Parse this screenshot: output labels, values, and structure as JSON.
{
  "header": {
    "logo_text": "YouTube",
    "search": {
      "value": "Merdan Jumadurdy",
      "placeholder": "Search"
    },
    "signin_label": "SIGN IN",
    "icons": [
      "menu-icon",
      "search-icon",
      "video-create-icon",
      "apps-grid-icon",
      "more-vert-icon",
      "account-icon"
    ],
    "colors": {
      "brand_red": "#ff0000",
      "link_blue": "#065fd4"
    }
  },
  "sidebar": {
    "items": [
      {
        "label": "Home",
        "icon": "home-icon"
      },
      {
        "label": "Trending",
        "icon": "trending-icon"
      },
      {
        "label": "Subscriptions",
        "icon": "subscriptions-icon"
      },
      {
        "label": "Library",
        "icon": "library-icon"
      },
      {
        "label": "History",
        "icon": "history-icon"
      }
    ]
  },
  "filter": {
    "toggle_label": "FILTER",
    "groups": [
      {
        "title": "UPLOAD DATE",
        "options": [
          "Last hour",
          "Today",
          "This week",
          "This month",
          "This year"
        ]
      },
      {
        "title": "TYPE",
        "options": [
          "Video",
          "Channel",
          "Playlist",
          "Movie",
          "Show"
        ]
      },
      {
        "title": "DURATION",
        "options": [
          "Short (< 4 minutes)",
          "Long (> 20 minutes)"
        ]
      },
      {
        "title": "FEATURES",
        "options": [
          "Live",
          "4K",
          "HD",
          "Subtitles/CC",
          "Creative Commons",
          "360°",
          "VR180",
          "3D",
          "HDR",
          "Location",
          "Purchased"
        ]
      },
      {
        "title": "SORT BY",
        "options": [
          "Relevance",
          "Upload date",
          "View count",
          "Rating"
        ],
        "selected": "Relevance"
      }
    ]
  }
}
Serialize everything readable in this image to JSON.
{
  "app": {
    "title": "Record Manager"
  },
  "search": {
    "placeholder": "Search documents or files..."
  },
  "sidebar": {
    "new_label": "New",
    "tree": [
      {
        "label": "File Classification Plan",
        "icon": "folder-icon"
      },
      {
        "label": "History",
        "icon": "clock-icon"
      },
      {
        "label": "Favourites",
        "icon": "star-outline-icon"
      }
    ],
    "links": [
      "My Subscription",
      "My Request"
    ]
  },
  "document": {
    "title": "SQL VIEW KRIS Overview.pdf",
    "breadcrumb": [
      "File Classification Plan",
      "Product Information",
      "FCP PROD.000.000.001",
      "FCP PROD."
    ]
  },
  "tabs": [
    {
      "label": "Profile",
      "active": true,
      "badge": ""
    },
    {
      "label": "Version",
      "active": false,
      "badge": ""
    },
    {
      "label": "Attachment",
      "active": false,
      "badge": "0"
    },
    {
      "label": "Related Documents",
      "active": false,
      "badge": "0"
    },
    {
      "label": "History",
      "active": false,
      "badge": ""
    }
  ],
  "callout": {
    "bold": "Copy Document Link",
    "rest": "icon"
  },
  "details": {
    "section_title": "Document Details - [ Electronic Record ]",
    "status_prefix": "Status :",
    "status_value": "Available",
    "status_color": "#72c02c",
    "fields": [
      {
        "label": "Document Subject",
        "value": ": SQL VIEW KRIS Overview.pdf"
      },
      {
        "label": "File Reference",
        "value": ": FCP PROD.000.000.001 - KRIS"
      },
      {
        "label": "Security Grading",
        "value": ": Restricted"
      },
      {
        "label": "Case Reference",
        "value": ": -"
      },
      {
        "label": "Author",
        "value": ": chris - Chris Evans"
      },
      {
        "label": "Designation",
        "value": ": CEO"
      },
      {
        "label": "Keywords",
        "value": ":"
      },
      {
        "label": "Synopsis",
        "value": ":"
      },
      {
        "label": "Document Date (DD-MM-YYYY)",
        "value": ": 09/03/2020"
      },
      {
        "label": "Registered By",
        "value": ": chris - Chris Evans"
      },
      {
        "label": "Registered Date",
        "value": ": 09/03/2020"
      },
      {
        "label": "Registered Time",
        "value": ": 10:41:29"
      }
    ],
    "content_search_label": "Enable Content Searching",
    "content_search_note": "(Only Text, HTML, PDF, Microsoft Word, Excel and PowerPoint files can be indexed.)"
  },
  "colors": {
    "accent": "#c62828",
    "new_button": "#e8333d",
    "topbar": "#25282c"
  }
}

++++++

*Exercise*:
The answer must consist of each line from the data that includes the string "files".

*Task answer*:
    "placeholder": "Search documents or files..."
    "content_search_note": "(Only Text, HTML, PDF, Microsoft Word, Excel and PowerPoint files can be indexed.)"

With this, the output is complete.